In an age of identikit fast-food joints, these coffee shops are also a reminder of a time when genuine thought went into design and experience. “There’s a magic to this architecture,” says preservationist Adriene Biondo.
Hospitality entrepreneurs should take a cue or two from the unique Googie architecture that sets these diners apart from the modern restaurants they neighbour. Too often in the US’ franchise-dominated hospitality industry, individuality is driven out of the design brief in favour of the value engineering that uniform fit-outs offer. We praise those in hospitality who are willing to invest in architecture that presents the unexpected, rather than a brand-washed experience. Googie efforts never fail to raise a smile, proving that variety is the key ingredient when it comes to good dining.
Why was the Googie coffee-shop style so short-lived? Having kicked off in the late 1940s, by the 1960s it had evolved into what Chris Nichols calls “grand baroque monstrosities”. A big reason for the demise was the mass expansion of fast- food chains that took many of the Googie coffee shop’s ideas and reproduced them on a vast (and cheaper) scale. In those early days fast-food chains also copied what Nichols calls the “architectural integrity” of Googie coffee shops. That’s apparent at the oldest remaining McDonald’s (the third ever built) from 1953, located just outside LA and designed by Stanley Clark Meston.

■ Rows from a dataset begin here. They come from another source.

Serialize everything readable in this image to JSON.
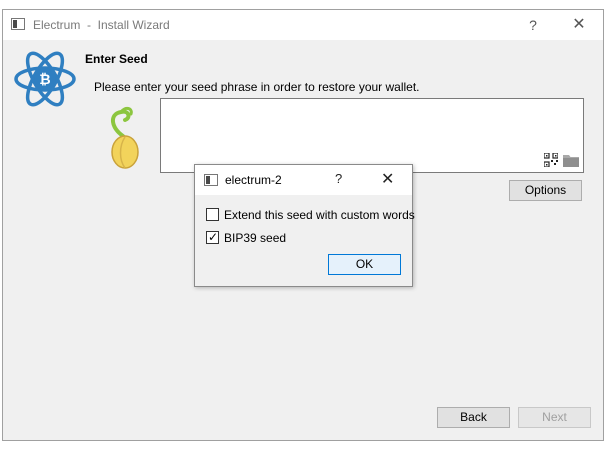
{
  "window": {
    "title": "Electrum  -  Install Wizard",
    "help_glyph": "?",
    "close_glyph": "✕"
  },
  "page": {
    "heading": "Enter Seed",
    "instruction": "Please enter your seed phrase in order to restore your wallet.",
    "seed_text": "",
    "options_label": "Options",
    "back_label": "Back",
    "next_label": "Next",
    "icons": [
      "electrum-logo-icon",
      "seed-sprout-icon",
      "qr-code-icon",
      "folder-icon"
    ]
  },
  "dialog": {
    "title": "electrum-2",
    "help_glyph": "?",
    "close_glyph": "✕",
    "options": [
      {
        "label": "Extend this seed with custom words",
        "checked": false
      },
      {
        "label": "BIP39 seed",
        "checked": true
      }
    ],
    "ok_label": "OK"
  },
  "colors": {
    "accent": "#0078d7",
    "logo_blue": "#2f7fc1",
    "window_bg": "#f0f0f0"
  }
}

Sign of the times:
Googie’s neon signs stand out for their bright colours – especially at night, of course – and their sheer exuberance. The aim? Get passing drivers’ attention by standing out from the crowd. Armét & Davis often went for angular, hand-drawn custom fonts. And then there’s Harry Harrison’s 1957 edifice, Chips, where the individual letters are mounted on the roof, angled to feel like they are moving with you.